The McKinsey report suggests that automation can be leveraged to improve South Africa’s employment statistics as a whole. “South Africa can shape a smart approach to embrace digitisation for the benefit of all citizens,” the document explains. “The plan can help define the country’s digital agenda, including prioritising industries where South Africa has or can develop a competitive edge in technology-driven solutions, such as mining and manufacturing.”

It’s clear that unavoidable, far-reaching change is on its way, but there are few areas in which its impact will be felt as significantly as in mining. Whether the impact of that change means a darker or brighter future is dependent on immediate-term action. 

Digitisation vs automation 

Automation makes a process automatic that was previously performed manually. An easy example of this would be an assembly line in which a machine performs a repetitive task such as screwing caps onto bottles. Many are worried about losing their jobs to automation (consider self-checkout replacing tellers in grocery stores, or self-service banking), but proponents of automation suggest that its benefits include freeing up workers from menial tasks to perform more engaging jobs, keeping humans away from dangerous areas of the workplace, and ensuring a more democratic workplace by decreasing the number of roles dependent on physical attributes. 

Digitisation means a move to take processes into a digital format. For example, scanning a code rather than entering the code manually doesn’t eliminate the need for the code, but it does digitise the process with which the code is used. An even simpler example: drawing on paper using a laptop and software that allows mouse strokes or motions on a touchpad to convert to images. Automation can be a kind of digitisation, but not every process that’s digitised can be automated: many tasks will still be performed by humans, using digital tools. 

So, will robots take all of our jobs? Not quite, but there’s a little more to the question than meets the eye. A recent study by McKinsey & Company unearthed some interesting facts about the future of our economy. 

300% — The percentage by which South Africa’s productivity could grow as a result of technology-related gains

45% — The percentage of the workforce that women are expected to comprise following the adoption of new technology by 2030 – up two percentage points from current numbers 

450 000 — The number of people employed in the mining sector in South Africa 

R300 billion — The mining industry’s contribution to South Africa’s GDP 

1 200 000 — The net gain in jobs across various sectors predicted by 2030

All numbers from The Future of Work in South Africa: Digitisation, Productivity and Job Creation report published by McKinsey & Company (2019)

About Mail & Guardian Sponsored Stories

The Mail & Guardian’s sponsored stories are produced in association with paying partners. We work closely with our partners to ensure all stories meet our standards of editorial quality, and offer information of value to readers.
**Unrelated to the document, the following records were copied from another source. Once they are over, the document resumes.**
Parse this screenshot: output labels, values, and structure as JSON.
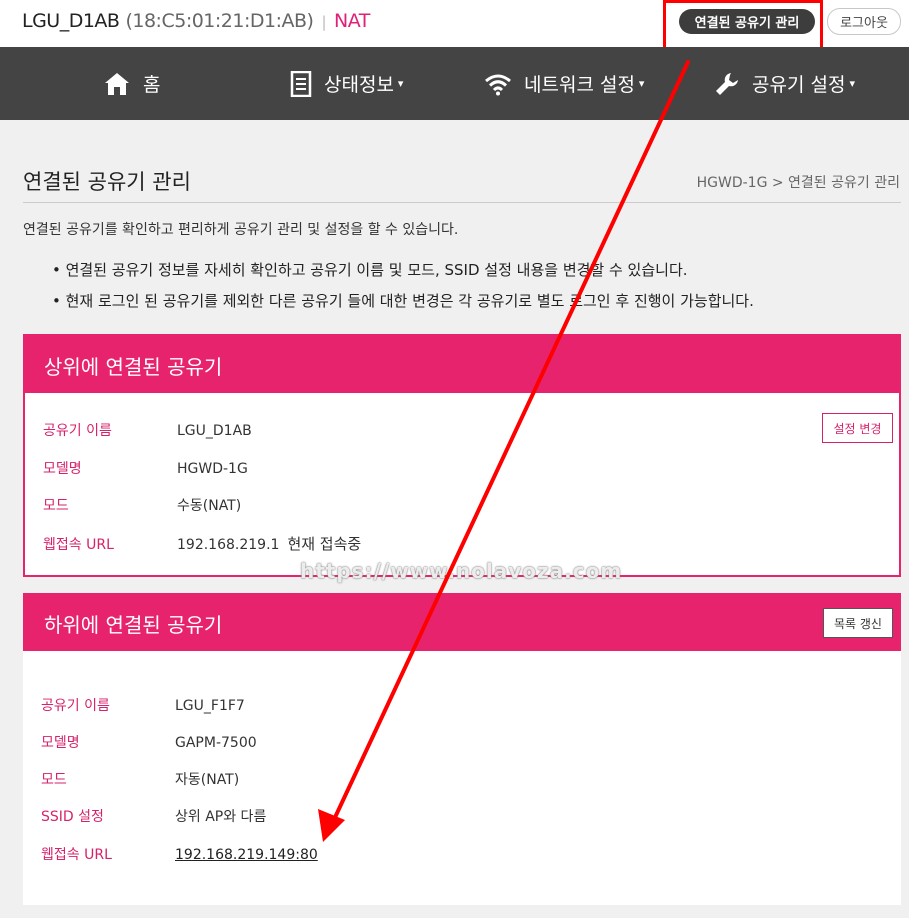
{
  "header": {
    "device_name": "LGU_D1AB",
    "mac": "(18:C5:01:21:D1:AB)",
    "separator": "|",
    "mode": "NAT",
    "manage_label": "연결된 공유기 관리",
    "logout_label": "로그아웃"
  },
  "nav": {
    "home": "홈",
    "status": "상태정보",
    "network": "네트워크 설정",
    "router": "공유기 설정",
    "caret": "▾"
  },
  "page": {
    "title": "연결된 공유기 관리",
    "breadcrumb": "HGWD-1G > 연결된 공유기 관리",
    "description": "연결된 공유기를 확인하고 편리하게 공유기 관리 및 설정을 할 수 있습니다.",
    "bullets": [
      "• 연결된 공유기 정보를 자세히 확인하고 공유기 이름 및 모드, SSID 설정 내용을 변경할 수 있습니다.",
      "• 현재 로그인 된 공유기를 제외한 다른 공유기 들에 대한 변경은 각 공유기로 별도 로그인 후 진행이 가능합니다."
    ]
  },
  "upper": {
    "title": "상위에 연결된 공유기",
    "button": "설정 변경",
    "rows": [
      {
        "key": "공유기 이름",
        "value": "LGU_D1AB"
      },
      {
        "key": "모델명",
        "value": "HGWD-1G"
      },
      {
        "key": "모드",
        "value": "수동(NAT)"
      },
      {
        "key": "웹접속 URL",
        "value": "192.168.219.1",
        "extra": "현재 접속중"
      }
    ]
  },
  "lower": {
    "title": "하위에 연결된 공유기",
    "button": "목록 갱신",
    "rows": [
      {
        "key": "공유기 이름",
        "value": "LGU_F1F7"
      },
      {
        "key": "모델명",
        "value": "GAPM-7500"
      },
      {
        "key": "모드",
        "value": "자동(NAT)"
      },
      {
        "key": "SSID 설정",
        "value": "상위 AP와 다름"
      },
      {
        "key": "웹접속 URL",
        "value": "192.168.219.149:80"
      }
    ]
  },
  "watermark": "https://www.nolavoza.com",
  "colors": {
    "accent": "#e8236e",
    "nav_bg": "#444444",
    "annotation": "#ff0000"
  }
}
If you would like to speak to our team, please contact us at this email address.

Related stories

Advertising

Today's top stories

Hlophe says ‘assassination plot’ is a bid to sully his...

Allegations that Western Cape Judge President John Hlophe planned to assassinate his deputy, Patricia Goliath, are leading to further instability on the Cape bench

Why insurance firms’ earnings are down

Covid-19 has hit the insurance industry especially hard

Controversial oil reserves sale ‘corrupt’ and ‘dishonest’ court hears

The sale of South Africa’s crude oil reserves is now facing a criminal investigation by the Hawks

Q&A Sessions: A focused recovery plan will guide us —...

Trudi Makhaya, the president’s economic adviser, talks to Tshegofatso Mathe about her upbringing, favourite books, Covid-19 and solutions to get our country out of its economic stagnation, family, reading, books, literature

New laws could be a win for gender-violence activists

Three amendment Bills recently submitted to Parliament could change the legal landscape for sex offenders, especially the proposed duty to report and act on acts of GBV
Advertising

press releases

Loading latest Press Releases…

The best local and international journalism

handpicked and in your inbox every weekday